● **Work instructions**: Go through the data below and return each line containing the word "chanjet".

Entries provided START

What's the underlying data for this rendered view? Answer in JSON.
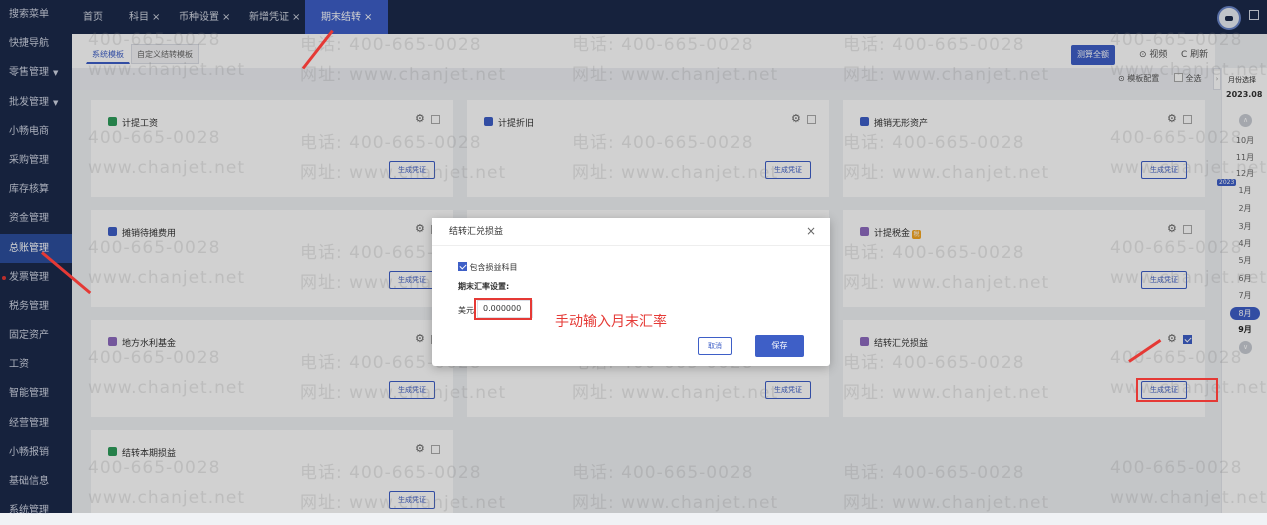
{
  "sidebar": {
    "items": [
      {
        "label": "搜索菜单"
      },
      {
        "label": "快捷导航"
      },
      {
        "label": "零售管理",
        "arrow": "▼"
      },
      {
        "label": "批发管理",
        "arrow": "▼"
      },
      {
        "label": "小畅电商"
      },
      {
        "label": "采购管理"
      },
      {
        "label": "库存核算"
      },
      {
        "label": "资金管理"
      },
      {
        "label": "总账管理"
      },
      {
        "label": "发票管理"
      },
      {
        "label": "税务管理"
      },
      {
        "label": "固定资产"
      },
      {
        "label": "工资"
      },
      {
        "label": "智能管理"
      },
      {
        "label": "经营管理"
      },
      {
        "label": "小畅报销"
      },
      {
        "label": "基础信息"
      },
      {
        "label": "系统管理"
      }
    ]
  },
  "tabs": [
    {
      "label": "首页",
      "close": ""
    },
    {
      "label": "科目",
      "close": "×"
    },
    {
      "label": "币种设置",
      "close": "×"
    },
    {
      "label": "新增凭证",
      "close": "×"
    },
    {
      "label": "期末结转",
      "close": "×"
    }
  ],
  "subtabs": [
    "系统模板",
    "自定义结转模板"
  ],
  "toolbar": {
    "batch": "测算全额",
    "video": "⊙ 视频",
    "refresh": "C 刷新",
    "template_config": "⊙ 模板配置",
    "select_all": "全选"
  },
  "month_nav": {
    "title": "月份选择",
    "year": "2023.08",
    "year_badge": "2023",
    "months": [
      "10月",
      "11月",
      "12月",
      "1月",
      "2月",
      "3月",
      "4月",
      "5月",
      "6月",
      "7月",
      "8月",
      "9月"
    ],
    "current": "8月",
    "up": "∧",
    "down": "∨"
  },
  "cards": [
    {
      "title": "计提工资",
      "badge": "",
      "icon_color": "#2e9d5b",
      "checked": false,
      "button": "生成凭证"
    },
    {
      "title": "计提折旧",
      "badge": "",
      "icon_color": "#3e5fc7",
      "checked": false,
      "button": "生成凭证"
    },
    {
      "title": "摊销无形资产",
      "badge": "",
      "icon_color": "#3e5fc7",
      "checked": false,
      "button": "生成凭证"
    },
    {
      "title": "摊销待摊费用",
      "badge": "",
      "icon_color": "#3e5fc7",
      "checked": false,
      "button": "生成凭证"
    },
    {
      "title": "",
      "badge": "",
      "icon_color": "#3e5fc7",
      "checked": false,
      "button": "生成凭证"
    },
    {
      "title": "计提税金",
      "badge": "税",
      "icon_color": "#8e6bbf",
      "checked": false,
      "button": "生成凭证"
    },
    {
      "title": "地方水利基金",
      "badge": "",
      "icon_color": "#8e6bbf",
      "checked": false,
      "button": "生成凭证"
    },
    {
      "title": "",
      "badge": "",
      "icon_color": "#3e5fc7",
      "checked": false,
      "button": "生成凭证"
    },
    {
      "title": "结转汇兑损益",
      "badge": "",
      "icon_color": "#8e6bbf",
      "checked": true,
      "button": "生成凭证"
    },
    {
      "title": "结转本期损益",
      "badge": "",
      "icon_color": "#2e9d5b",
      "checked": false,
      "button": "生成凭证"
    }
  ],
  "watermark": {
    "phone": "电话: 400-665-0028",
    "site": "网址: www.chanjet.net",
    "phone_short": "400-665-0028",
    "site_short": "www.chanjet.net"
  },
  "dialog": {
    "title": "结转汇兑损益",
    "close": "×",
    "include_label": "包含损益科目",
    "include_checked": true,
    "rate_title": "期末汇率设置:",
    "currency": "美元",
    "rate_value": "0.000000",
    "cancel": "取消",
    "save": "保存"
  },
  "annotation": {
    "text": "手动输入月末汇率",
    "color": "#e53935"
  }
}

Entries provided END

● **Response below**:
    "site": "网址: www.chanjet.net",
    "site_short": "www.chanjet.net"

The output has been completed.